**The problem:** The line containing "Serialize everything readable" marks where to begin; quote it and every line after it through the end of the data, exactly as written.

Records from a data collection
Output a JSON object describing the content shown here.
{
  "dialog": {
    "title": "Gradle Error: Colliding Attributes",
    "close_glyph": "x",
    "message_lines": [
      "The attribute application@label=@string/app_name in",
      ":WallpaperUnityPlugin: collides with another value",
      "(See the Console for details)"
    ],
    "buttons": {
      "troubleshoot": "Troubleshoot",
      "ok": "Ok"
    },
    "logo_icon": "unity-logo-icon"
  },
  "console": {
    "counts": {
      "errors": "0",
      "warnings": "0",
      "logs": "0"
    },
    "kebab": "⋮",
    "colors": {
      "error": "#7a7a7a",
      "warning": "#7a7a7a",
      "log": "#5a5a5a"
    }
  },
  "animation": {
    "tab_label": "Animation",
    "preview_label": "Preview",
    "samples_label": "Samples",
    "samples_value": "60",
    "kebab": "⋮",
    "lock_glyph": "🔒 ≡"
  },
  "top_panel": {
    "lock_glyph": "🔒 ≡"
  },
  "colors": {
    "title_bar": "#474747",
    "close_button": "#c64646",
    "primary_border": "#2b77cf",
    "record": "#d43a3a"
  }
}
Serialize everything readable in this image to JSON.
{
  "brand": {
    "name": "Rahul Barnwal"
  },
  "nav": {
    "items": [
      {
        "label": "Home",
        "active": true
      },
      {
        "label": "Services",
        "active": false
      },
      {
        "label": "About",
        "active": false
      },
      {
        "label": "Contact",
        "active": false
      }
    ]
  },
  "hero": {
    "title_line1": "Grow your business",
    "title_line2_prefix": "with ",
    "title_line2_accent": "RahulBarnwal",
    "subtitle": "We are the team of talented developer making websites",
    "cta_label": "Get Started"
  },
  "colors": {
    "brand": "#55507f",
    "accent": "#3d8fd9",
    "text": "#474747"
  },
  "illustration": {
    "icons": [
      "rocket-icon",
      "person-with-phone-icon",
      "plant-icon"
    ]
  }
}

**Result of the exercise:**
Serialize everything readable in this image to JSON.
{
  "brand": {
    "name": "Rahul Barnwal"
  },
  "nav": {
    "items": [
      {
        "label": "Home",
        "active": true
      },
      {
        "label": "Services",
        "active": false
      },
      {
        "label": "About",
        "active": false
      },
      {
        "label": "Contact",
        "active": false
      }
    ]
  },
  "hero": {
    "title_line1": "Grow your business",
    "title_line2_prefix": "with ",
    "title_line2_accent": "RahulBarnwal",
    "subtitle": "We are the team of talented developer making websites",
    "cta_label": "Get Started"
  },
  "colors": {
    "brand": "#55507f",
    "accent": "#3d8fd9",
    "text": "#474747"
  },
  "illustration": {
    "icons": [
      "rocket-icon",
      "person-with-phone-icon",
      "plant-icon"
    ]
  }
}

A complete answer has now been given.